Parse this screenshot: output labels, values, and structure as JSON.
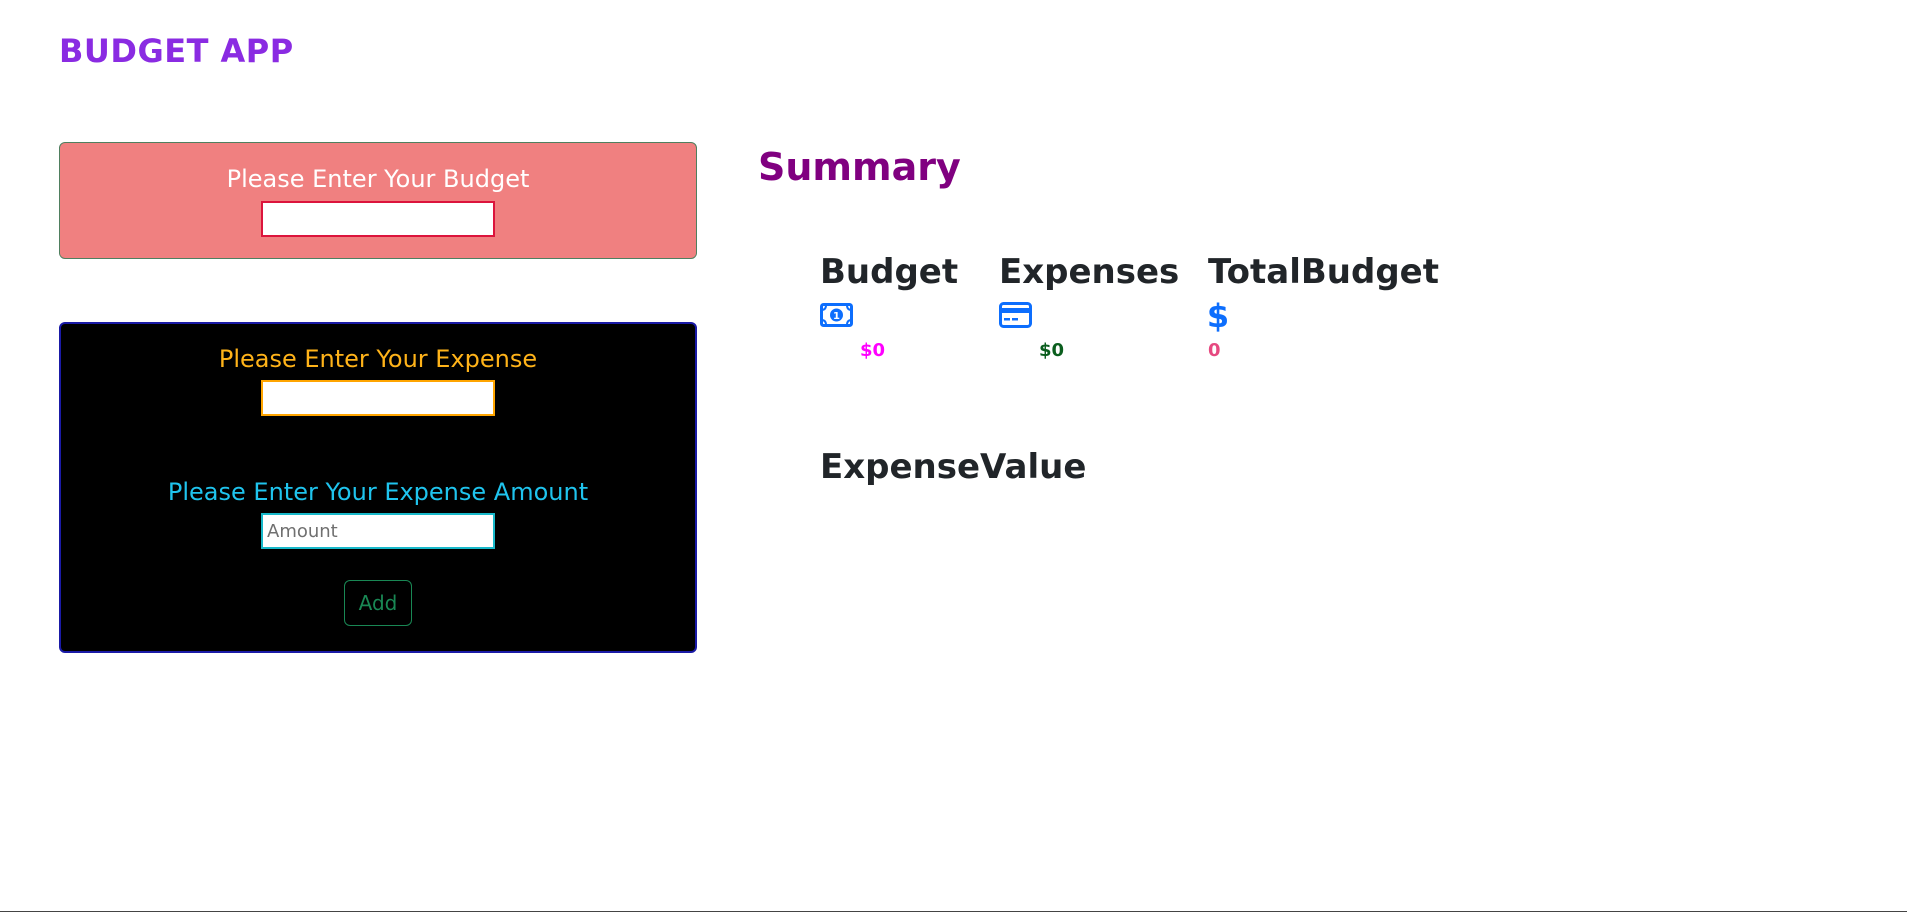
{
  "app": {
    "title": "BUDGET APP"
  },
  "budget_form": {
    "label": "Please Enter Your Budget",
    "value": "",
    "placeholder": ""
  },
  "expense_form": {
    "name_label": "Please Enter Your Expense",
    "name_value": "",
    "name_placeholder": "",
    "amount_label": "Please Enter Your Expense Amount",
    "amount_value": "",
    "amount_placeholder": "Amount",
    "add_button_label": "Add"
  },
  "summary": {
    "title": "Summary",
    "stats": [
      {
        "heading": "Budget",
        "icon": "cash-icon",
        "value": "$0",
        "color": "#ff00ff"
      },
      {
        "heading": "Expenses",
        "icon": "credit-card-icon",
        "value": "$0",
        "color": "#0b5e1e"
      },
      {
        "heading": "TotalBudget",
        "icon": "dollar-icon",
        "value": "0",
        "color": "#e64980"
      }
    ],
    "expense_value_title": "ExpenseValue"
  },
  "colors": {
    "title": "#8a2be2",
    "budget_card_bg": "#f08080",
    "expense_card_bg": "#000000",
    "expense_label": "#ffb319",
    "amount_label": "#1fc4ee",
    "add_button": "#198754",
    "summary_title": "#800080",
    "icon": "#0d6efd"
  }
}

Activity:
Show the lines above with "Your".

Reply to the task:
    "label": "Please Enter Your Budget",
    "name_label": "Please Enter Your Expense",
    "amount_label": "Please Enter Your Expense Amount",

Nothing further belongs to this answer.